Exercise goal ->
Could you write out every record below exactly, leaving the pictures out?

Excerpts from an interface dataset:
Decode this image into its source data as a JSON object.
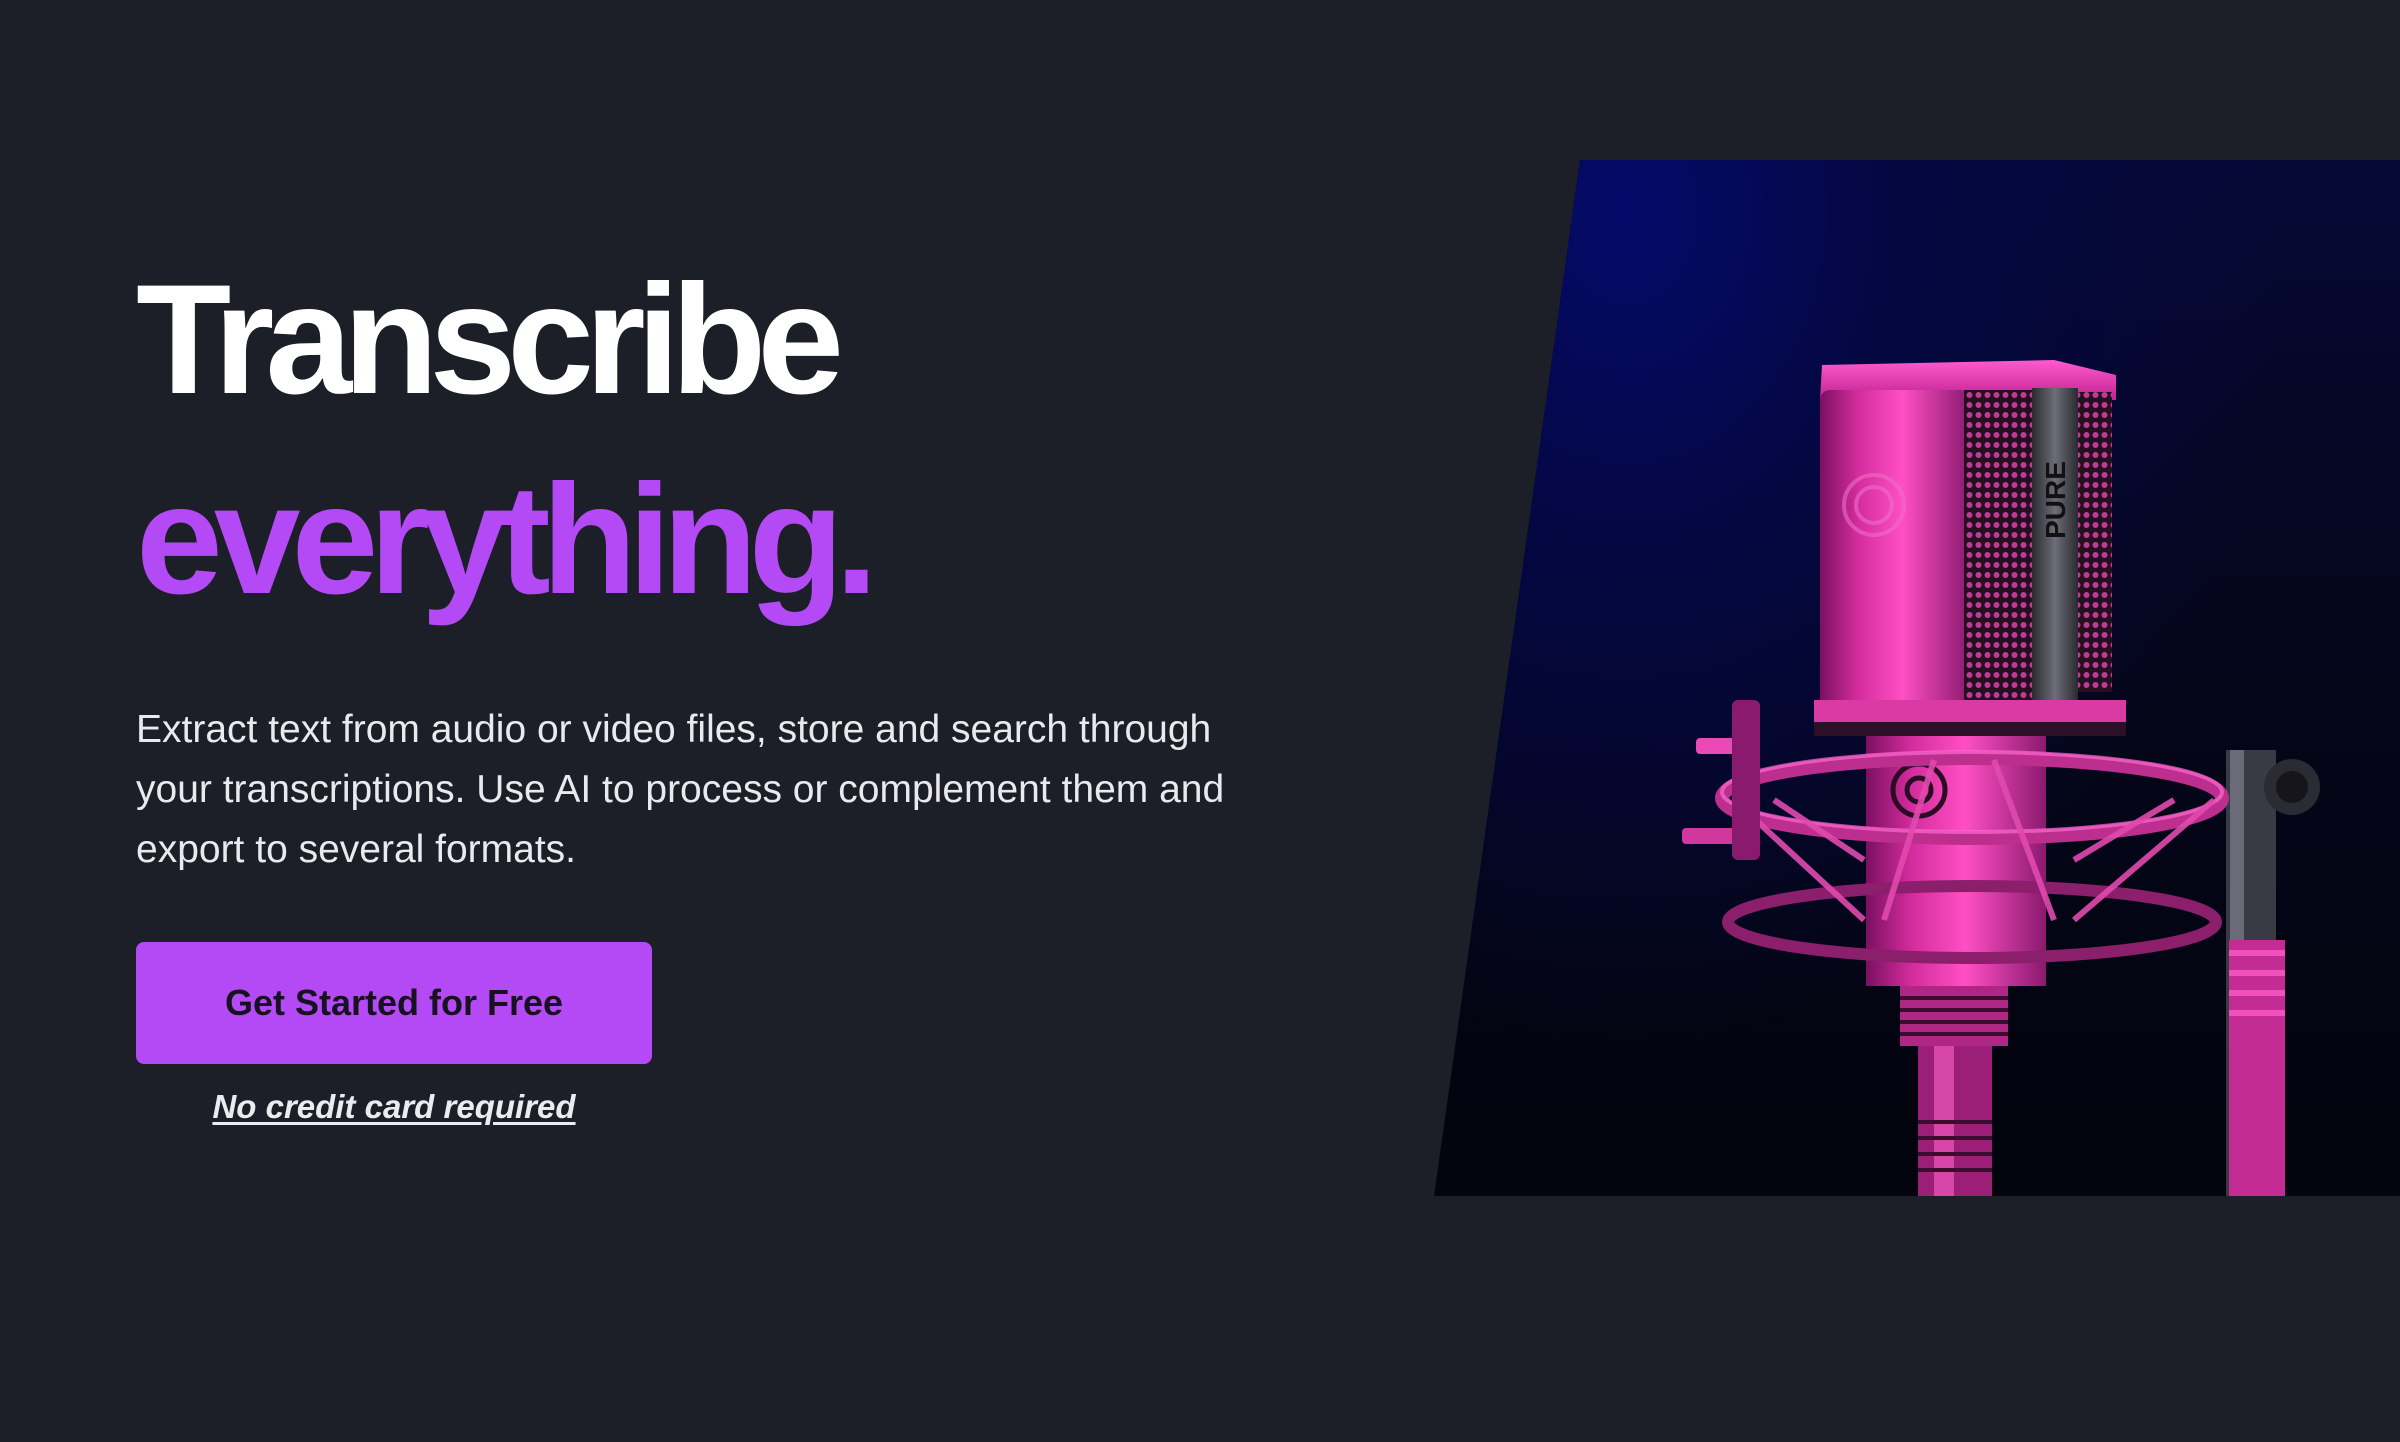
{
  "hero": {
    "headline_line1": "Transcribe",
    "headline_line2": "everything.",
    "subtitle": "Extract text from audio or video files, store and search through your transcriptions. Use AI to process or complement them and export to several formats.",
    "cta_label": "Get Started for Free",
    "cta_note": "No credit card required"
  },
  "image": {
    "subject": "microphone-photo",
    "mic_label": "PURE"
  },
  "colors": {
    "background": "#1c1f28",
    "accent": "#b34af5",
    "headline": "#ffffff",
    "body_text": "#e9e9ee"
  }
}
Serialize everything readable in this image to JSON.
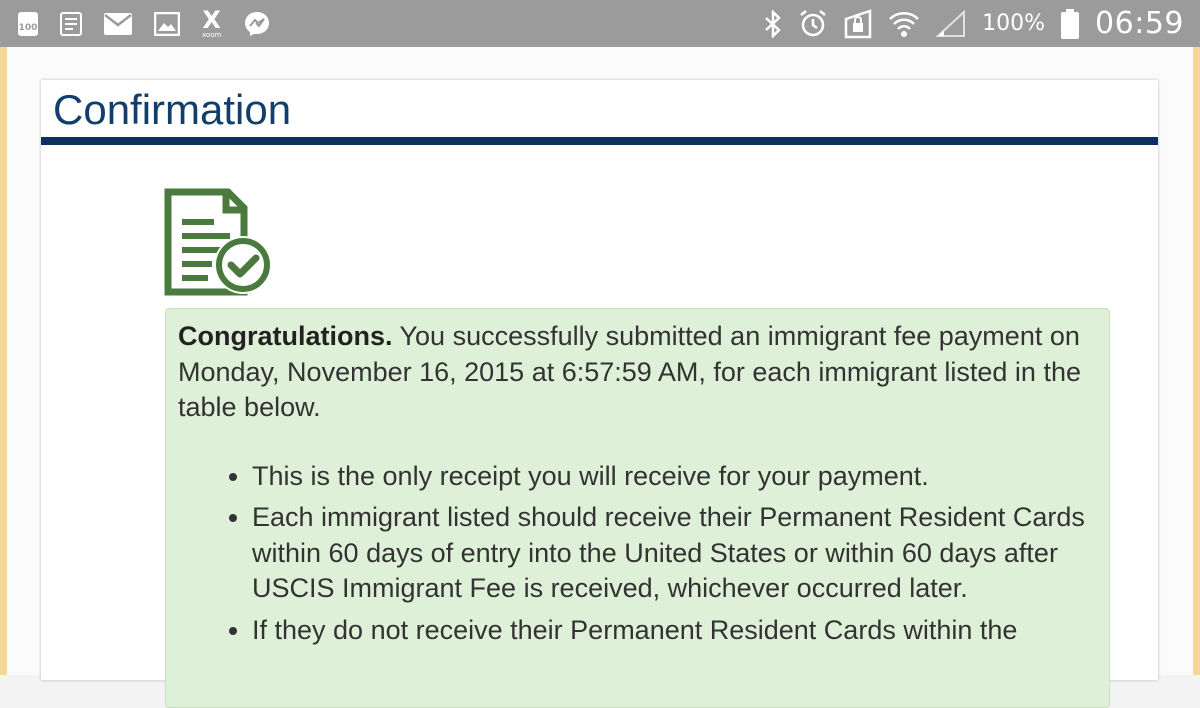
{
  "status_bar": {
    "notification_badge": "100",
    "x_app_caption": "xoom",
    "battery_percent": "100%",
    "clock": "06:59",
    "icons": [
      "badge-100-icon",
      "document-icon",
      "mail-icon",
      "image-icon",
      "xoom-icon",
      "messenger-icon",
      "bluetooth-icon",
      "alarm-icon",
      "lock-icon",
      "wifi-icon",
      "signal-icon",
      "battery-icon"
    ],
    "color": "#9b9b9b"
  },
  "page": {
    "title": "Confirmation",
    "title_color": "#123e6e",
    "rule_color": "#0d305c",
    "icon": "document-check-icon",
    "icon_color": "#4a7a3e"
  },
  "alert": {
    "lead": "Congratulations.",
    "message": " You successfully submitted an immigrant fee payment on Monday, November 16, 2015 at 6:57:59 AM, for each immigrant listed in the table below.",
    "background": "#dff0d8",
    "bullets": [
      "This is the only receipt you will receive for your payment.",
      "Each immigrant listed should receive their Permanent Resident Cards within 60 days of entry into the United States or within 60 days after USCIS Immigrant Fee is received, whichever occurred later.",
      "If they do not receive their Permanent Resident Cards within the"
    ]
  }
}
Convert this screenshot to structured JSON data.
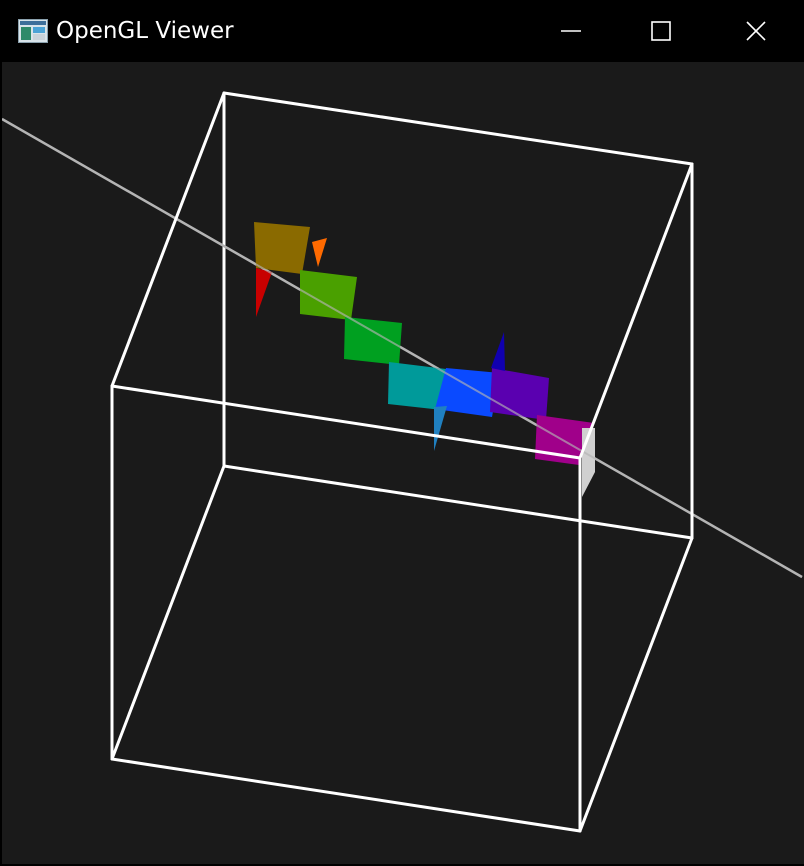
{
  "window": {
    "title": "OpenGL Viewer",
    "icon": "app-window-icon",
    "controls": {
      "minimize_icon": "minimize-icon",
      "maximize_icon": "maximize-icon",
      "close_icon": "close-icon"
    }
  },
  "colors": {
    "titlebar_bg": "#000000",
    "viewport_bg": "#1a1a1a",
    "cube_edges": "#ffffff",
    "axis_line": "#b4b4b4",
    "quads": [
      "#8a6a00",
      "#4aa000",
      "#00a020",
      "#009a9a",
      "#0a4aff",
      "#5a00b0",
      "#a0008a"
    ],
    "spikes": [
      "#c80000",
      "#ff6a00",
      "#2080c0",
      "#1000b0",
      "#d0d0d0"
    ]
  }
}
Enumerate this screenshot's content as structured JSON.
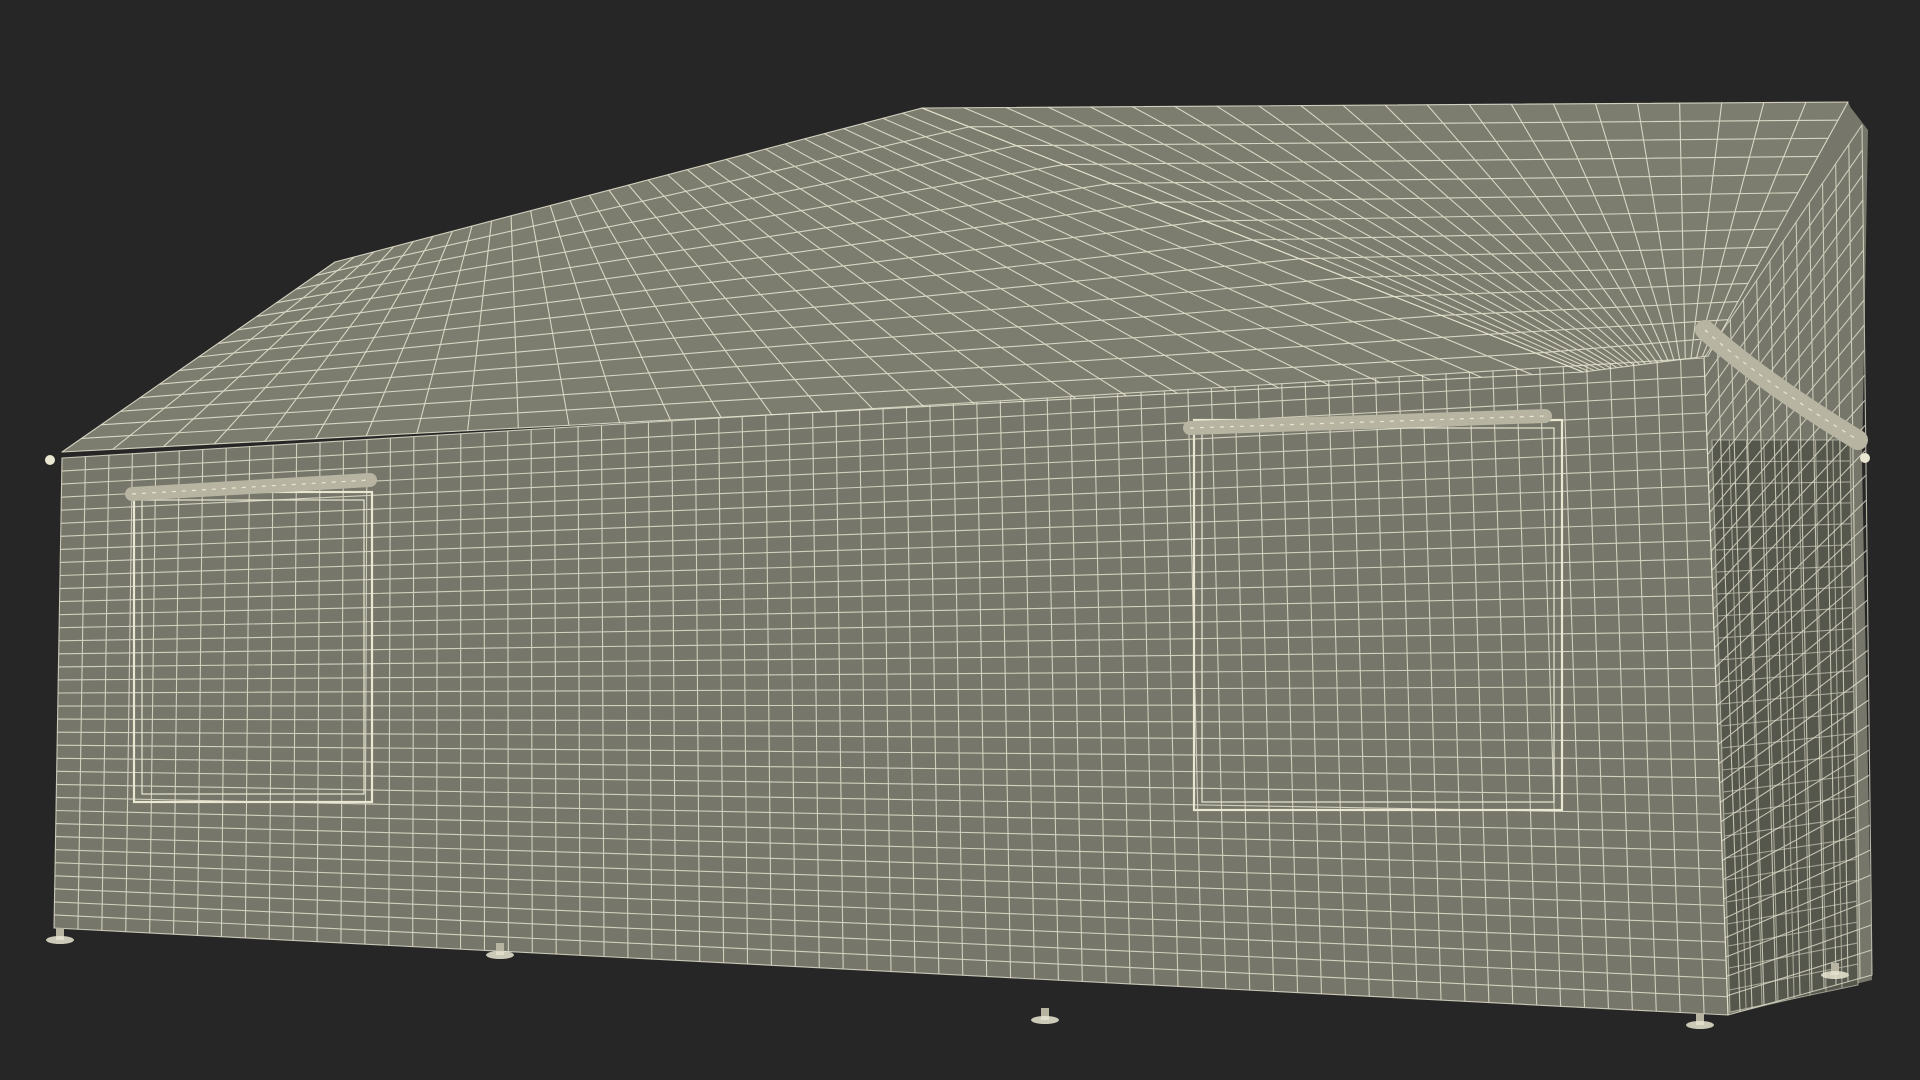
{
  "scene": {
    "subject": "wireframe-tent-model",
    "colors": {
      "background": "#262626",
      "surface": "#76776a",
      "surface_roof": "#7c7d6f",
      "surface_inner": "#55574d",
      "wire": "#e9e6d2",
      "rolled_flap": "#b7b4a2"
    }
  }
}
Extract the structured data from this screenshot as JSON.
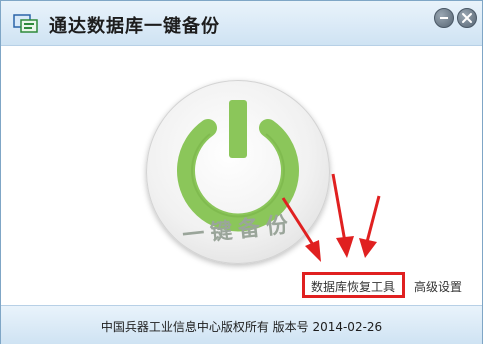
{
  "window": {
    "title": "通达数据库一键备份"
  },
  "titlebar": {
    "minimize_icon": "minimize-icon",
    "close_icon": "close-icon"
  },
  "main": {
    "power_button": {
      "label": "一键备份",
      "icon": "power-icon"
    },
    "links": {
      "restore_tool": "数据库恢复工具",
      "advanced_settings": "高级设置"
    }
  },
  "footer": {
    "text": "中国兵器工业信息中心版权所有 版本号 2014-02-26"
  },
  "colors": {
    "power_green": "#7fbb4d",
    "highlight_red": "#e02020"
  }
}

Expected output ->
Decode this image into its source data as a JSON object.
{
  "hero": {
    "headline_line1": "Transcribe",
    "headline_line2": "everything.",
    "subtitle": "Extract text from audio or video files, store and search through your transcriptions. Use AI to process or complement them and export to several formats.",
    "cta_label": "Get Started for Free",
    "cta_note": "No credit card required"
  },
  "image": {
    "subject": "microphone-photo",
    "mic_label": "PURE"
  },
  "colors": {
    "background": "#1c1f28",
    "accent": "#b34af5",
    "headline": "#ffffff",
    "body_text": "#e9e9ee"
  }
}
Serialize everything readable in this image to JSON.
{
  "status_bar": {
    "notification_badge": "100",
    "x_app_caption": "xoom",
    "battery_percent": "100%",
    "clock": "06:59",
    "icons": [
      "badge-100-icon",
      "document-icon",
      "mail-icon",
      "image-icon",
      "xoom-icon",
      "messenger-icon",
      "bluetooth-icon",
      "alarm-icon",
      "lock-icon",
      "wifi-icon",
      "signal-icon",
      "battery-icon"
    ],
    "color": "#9b9b9b"
  },
  "page": {
    "title": "Confirmation",
    "title_color": "#123e6e",
    "rule_color": "#0d305c",
    "icon": "document-check-icon",
    "icon_color": "#4a7a3e"
  },
  "alert": {
    "lead": "Congratulations.",
    "message": " You successfully submitted an immigrant fee payment on Monday, November 16, 2015 at 6:57:59 AM, for each immigrant listed in the table below.",
    "background": "#dff0d8",
    "bullets": [
      "This is the only receipt you will receive for your payment.",
      "Each immigrant listed should receive their Permanent Resident Cards within 60 days of entry into the United States or within 60 days after USCIS Immigrant Fee is received, whichever occurred later.",
      "If they do not receive their Permanent Resident Cards within the"
    ]
  }
}
Convert this screenshot to structured JSON data.
{
  "window": {
    "title": "OpenGL Viewer",
    "icon": "app-window-icon",
    "controls": {
      "minimize_icon": "minimize-icon",
      "maximize_icon": "maximize-icon",
      "close_icon": "close-icon"
    }
  },
  "colors": {
    "titlebar_bg": "#000000",
    "viewport_bg": "#1a1a1a",
    "cube_edges": "#ffffff",
    "axis_line": "#b4b4b4",
    "quads": [
      "#8a6a00",
      "#4aa000",
      "#00a020",
      "#009a9a",
      "#0a4aff",
      "#5a00b0",
      "#a0008a"
    ],
    "spikes": [
      "#c80000",
      "#ff6a00",
      "#2080c0",
      "#1000b0",
      "#d0d0d0"
    ]
  }
}
Enumerate this screenshot's content as structured JSON.
{
  "scene": {
    "subject": "wireframe-tent-model",
    "colors": {
      "background": "#262626",
      "surface": "#76776a",
      "surface_roof": "#7c7d6f",
      "surface_inner": "#55574d",
      "wire": "#e9e6d2",
      "rolled_flap": "#b7b4a2"
    }
  }
}
Extract the structured data from this screenshot as JSON.
{
  "window": {
    "title": "通达数据库一键备份"
  },
  "titlebar": {
    "minimize_icon": "minimize-icon",
    "close_icon": "close-icon"
  },
  "main": {
    "power_button": {
      "label": "一键备份",
      "icon": "power-icon"
    },
    "links": {
      "restore_tool": "数据库恢复工具",
      "advanced_settings": "高级设置"
    }
  },
  "footer": {
    "text": "中国兵器工业信息中心版权所有 版本号 2014-02-26"
  },
  "colors": {
    "power_green": "#7fbb4d",
    "highlight_red": "#e02020"
  }
}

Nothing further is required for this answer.